So what do you do? Are you an understanding parent, who tells her it's ok to say it, possibly planting the seeds for future indoctrination?
I'd be a tolerant person who stands on the convictions of their argument, not an intolerant bigot...
Or are you a strict parent, cruelly forbidding her from saying it to stand up for your principles, making her feel left out? And will she even obey you if you do forbid her?
My guess is Teddy leans towards intolerance and bigotry.
Or, if it's too hard to imagine you're an atheist, imagine you're a Christian (hell, statistics say you probably are) but the pledge contains the words "under Allah," or "under Zeus". Are you okay with that?
Sure. Obviously, pluralism isn't your strong suit.
You (if you disagree with me) need to accept the fact that not everyone believes in "god",
Just enough to make a law. If you disagree, go write a law. You need a majority in both houses and the support of the President.
and you need to understand that I'm not attacking your religion.
You are trying to abolish my God and replace it with a nihilistic creed.
Believe in god. Believe this nation is under god. Believe this nation is under Cthulu, I don't care, believe what you want, and teach your kids about it all you want. But don't stuff it down my throat, and certainly don't try to stuff it down my (hypothetical) kid's throat. Not having the words "under god" in the official pledge doesn't harm your religion, doesn't stop you from practicing it in any way.

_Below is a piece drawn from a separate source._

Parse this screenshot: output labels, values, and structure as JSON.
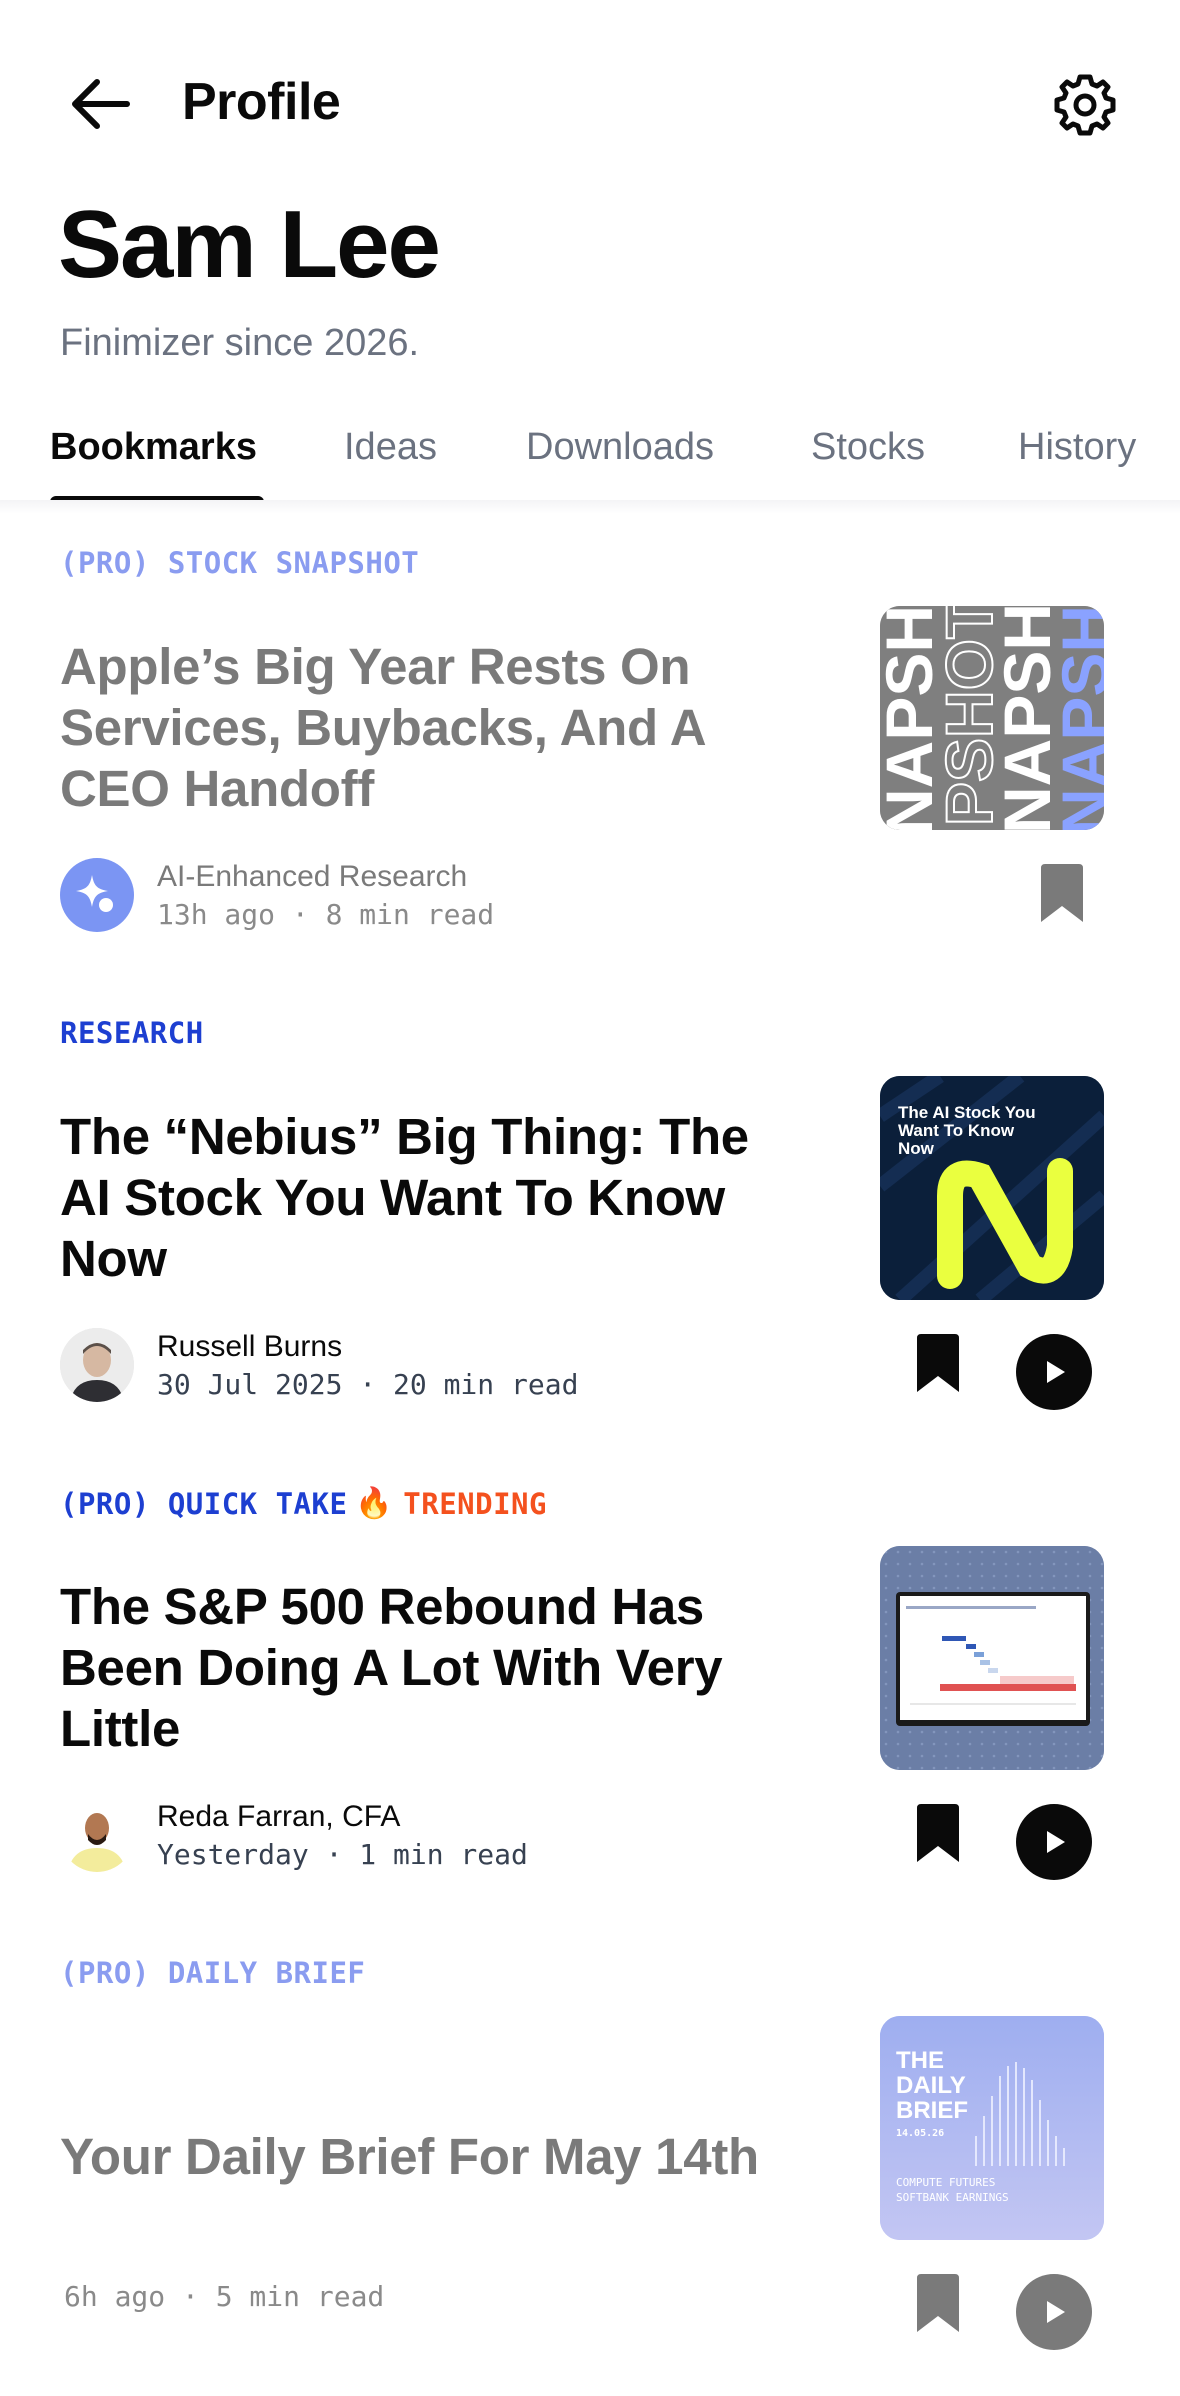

Intolerance and bigotry
Besides, the words "under god" ruin the rhythm of the pledge.
I'm sorry it's not aesthetically pleasing to you. Would it be better if it was in Russian?
And they're a legacy of McCarthyism, a part of this country's history we'd all like to erase (or at least, all reasonable people would).
Because, you know, Communists never penetrated this Government.